    • Great example, Sherwood. Rowling did indeed create a thoroughly relatable boy in a “normal” world, and her fantasy realm has reminders of the normal everywhere–celebrating holidays, school books and bullies, and sports, as you mentioned. Yes, she used the everyday to pull in readers and bridge the gap to the magical.

      I thought of Stephen Lawhead–even did a post about it on my own site. 🙂


  3. Literaturelady says:

    First author who comes to mind is Rachel Starr Thomson!  The first chapter of Worlds Unseen begins with a town of familiar sights: an orphanage, a train, a courteous passer-by.  When Maggie gets home (to her shabby but sturdy house with peeling paint on the shutters), she sits in an armchair and has a cup of tea.  Then a visitor arrives, bringing with him tales of extraordinary truths.  The prologue also begins in a more-or-less familiar setting: a stone cottage with a bubbling pot and a woman working at embroidery.
    I think you’ve hit on a great reason why Narnia and Middle Earth are so appealing and so enduring!  This is an aspect of world-creating that I had never fully considered, so thank you for posting!

    • Kessie says:

      I did enjoy the beginning of Worlds Unseen for those exact reasons. It felt Dickens-like, and the introduction of magic was welcome and delicious. 🙂

    • Lit Lady, your comment made me think of Jill Williamson’s latest book The New Recruit. That one has an everyday character who joins an imaginative organization. The fantasy isn’t so much other worldly as it is supernatural. But the point is, Jill pulls readers into pretend through the gateway of the normal, so that when the supernatural pops into the story, it’s only a small step to accept it.
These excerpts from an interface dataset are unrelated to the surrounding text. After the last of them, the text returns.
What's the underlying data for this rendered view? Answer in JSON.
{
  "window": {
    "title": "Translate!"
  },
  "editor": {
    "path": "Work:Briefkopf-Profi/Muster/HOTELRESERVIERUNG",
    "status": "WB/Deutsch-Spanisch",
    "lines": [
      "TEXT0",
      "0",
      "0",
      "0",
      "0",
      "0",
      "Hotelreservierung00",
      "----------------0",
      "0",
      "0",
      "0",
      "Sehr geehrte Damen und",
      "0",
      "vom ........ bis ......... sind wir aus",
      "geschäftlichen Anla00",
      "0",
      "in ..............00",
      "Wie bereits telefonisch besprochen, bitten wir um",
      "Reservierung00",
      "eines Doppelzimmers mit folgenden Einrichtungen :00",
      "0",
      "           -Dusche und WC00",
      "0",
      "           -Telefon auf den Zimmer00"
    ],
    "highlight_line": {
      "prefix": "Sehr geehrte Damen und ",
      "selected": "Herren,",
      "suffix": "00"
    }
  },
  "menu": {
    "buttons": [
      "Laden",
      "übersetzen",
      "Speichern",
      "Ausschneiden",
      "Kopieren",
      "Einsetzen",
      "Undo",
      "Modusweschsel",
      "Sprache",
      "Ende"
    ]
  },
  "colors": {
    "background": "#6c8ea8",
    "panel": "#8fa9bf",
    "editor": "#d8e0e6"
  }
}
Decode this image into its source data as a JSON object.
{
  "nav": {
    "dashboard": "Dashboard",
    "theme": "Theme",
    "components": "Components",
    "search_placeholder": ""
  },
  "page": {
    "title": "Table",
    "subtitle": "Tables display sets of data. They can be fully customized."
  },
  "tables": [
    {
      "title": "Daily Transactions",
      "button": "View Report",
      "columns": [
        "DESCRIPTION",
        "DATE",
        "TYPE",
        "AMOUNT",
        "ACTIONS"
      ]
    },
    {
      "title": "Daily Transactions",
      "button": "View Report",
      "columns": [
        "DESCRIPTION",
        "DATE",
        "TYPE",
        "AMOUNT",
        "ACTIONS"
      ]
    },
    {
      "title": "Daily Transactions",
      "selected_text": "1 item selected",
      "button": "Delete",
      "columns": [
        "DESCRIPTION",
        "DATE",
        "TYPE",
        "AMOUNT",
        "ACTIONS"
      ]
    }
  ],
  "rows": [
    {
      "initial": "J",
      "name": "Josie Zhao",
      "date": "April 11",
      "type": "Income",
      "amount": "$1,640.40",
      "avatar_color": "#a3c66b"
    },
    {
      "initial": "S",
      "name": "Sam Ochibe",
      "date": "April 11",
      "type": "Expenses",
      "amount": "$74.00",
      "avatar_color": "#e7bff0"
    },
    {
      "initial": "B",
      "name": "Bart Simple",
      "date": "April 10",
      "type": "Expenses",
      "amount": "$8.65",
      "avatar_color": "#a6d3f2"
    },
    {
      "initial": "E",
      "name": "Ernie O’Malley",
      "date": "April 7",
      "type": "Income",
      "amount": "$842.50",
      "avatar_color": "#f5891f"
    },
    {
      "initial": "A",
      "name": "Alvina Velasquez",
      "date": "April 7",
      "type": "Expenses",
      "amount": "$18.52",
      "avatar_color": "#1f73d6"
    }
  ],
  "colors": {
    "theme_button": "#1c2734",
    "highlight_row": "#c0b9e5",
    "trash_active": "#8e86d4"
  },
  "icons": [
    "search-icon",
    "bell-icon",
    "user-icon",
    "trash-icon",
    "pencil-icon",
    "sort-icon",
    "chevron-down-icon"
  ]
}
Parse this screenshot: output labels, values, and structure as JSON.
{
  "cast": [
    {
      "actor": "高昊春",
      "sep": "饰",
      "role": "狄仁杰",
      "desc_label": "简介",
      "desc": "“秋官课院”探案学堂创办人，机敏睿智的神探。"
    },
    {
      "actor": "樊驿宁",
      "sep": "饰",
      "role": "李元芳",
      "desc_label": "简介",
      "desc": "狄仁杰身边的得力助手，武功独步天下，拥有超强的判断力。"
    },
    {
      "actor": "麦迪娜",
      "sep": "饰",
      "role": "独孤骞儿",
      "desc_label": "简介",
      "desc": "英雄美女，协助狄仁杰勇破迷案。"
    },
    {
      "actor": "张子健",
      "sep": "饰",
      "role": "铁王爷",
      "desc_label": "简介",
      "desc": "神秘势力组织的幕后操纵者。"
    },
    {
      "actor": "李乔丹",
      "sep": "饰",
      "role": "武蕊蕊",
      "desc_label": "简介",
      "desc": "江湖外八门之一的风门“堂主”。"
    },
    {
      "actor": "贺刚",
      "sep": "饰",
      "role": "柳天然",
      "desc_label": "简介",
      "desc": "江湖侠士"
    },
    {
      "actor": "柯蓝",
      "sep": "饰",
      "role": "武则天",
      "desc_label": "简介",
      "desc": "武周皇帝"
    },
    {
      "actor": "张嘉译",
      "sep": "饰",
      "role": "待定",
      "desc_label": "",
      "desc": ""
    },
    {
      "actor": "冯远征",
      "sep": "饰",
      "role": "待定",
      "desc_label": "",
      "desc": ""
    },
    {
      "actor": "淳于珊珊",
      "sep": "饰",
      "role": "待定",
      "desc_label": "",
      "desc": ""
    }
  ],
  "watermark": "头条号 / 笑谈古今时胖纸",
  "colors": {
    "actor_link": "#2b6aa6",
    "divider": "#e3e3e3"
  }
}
      By the way, that’s a book I highly recommend.


  4. […] in the Bright Empires series by Stephen Lawhead, the CSFF Blog Tour’s October feature. In “The Success Of Fantasy By The Masters” I take a look at why Narnia and J.R.R. Tolkien’s Middle Earth became popular, even with […]

  5. Kessie says:

    I think that’s one reason I enjoy modern/urban fantasy so much. It meets me where I am and takes me to fantastic places that might be right around the corner.
    Think about fairytales. When they were first told, they were modern fantasy. “Don’t go out in the woods or the witch will get you!” It was where people lived. Even “once upon a time” stories were set in a world similar to those of the people telling the story.
    Modern/urban fantasy takes fairytales and updates them. In our world, would you be more afraid to walk through the woods at night, or through the ghettos of your home town? What if those scary places are where the witches, werewolves and cursed princes now lurk?

    • Great point, Kessie. I think you’re right–books in an urban setting are more immediately relatable to people in today’s society because that’s what we know so well.

      Also a true observation about fairytales. Once they were contemporary.


    • Bainespal says:

      I’ve been learning to appreciate modern/urban fantasy more, although I have yet to read the Dresden Files. 😉  You may be right that modern/urban fantasy are the modern equivalent of fairy tales.

      However, I don’t think modern/urbany fantasy can replace high/epic fantasy.  There were fairy tales that may have been “contemporary” in the Middle Ages, but there was also always mythology.  Maybe the distinctions between high fantasy and modern fantasy have always existed, in the difference between folk fairy tales and epic mythological sagas.  We need both.

      • Kessie says:

        Sure, of course we need both. But I’ve noticed that a lot of juvie and YA fantasy is modern/urban, perhaps because that’s more accessible for kids. Harry Potter, Fablehaven, Lightning Thief, Ashtown Burials, and so on. Even Hunger Games had a modernish setting. There’s a lot more epic fantasy aimed at adults.
        Going back to Rebecca’s main point, linking the familiar and the supernatural is an important part of fantasy. I’ve grown up reading contemporary spec fic, not even knowing what it was (Heinlein’s and Bradbury’s juvie fiction is fantastic stuff). I happen to like contemporary settings because I’m a Tolkien snob. All epic fantasy copies from him at some point, and I despise reading ripoffs.

What do you think?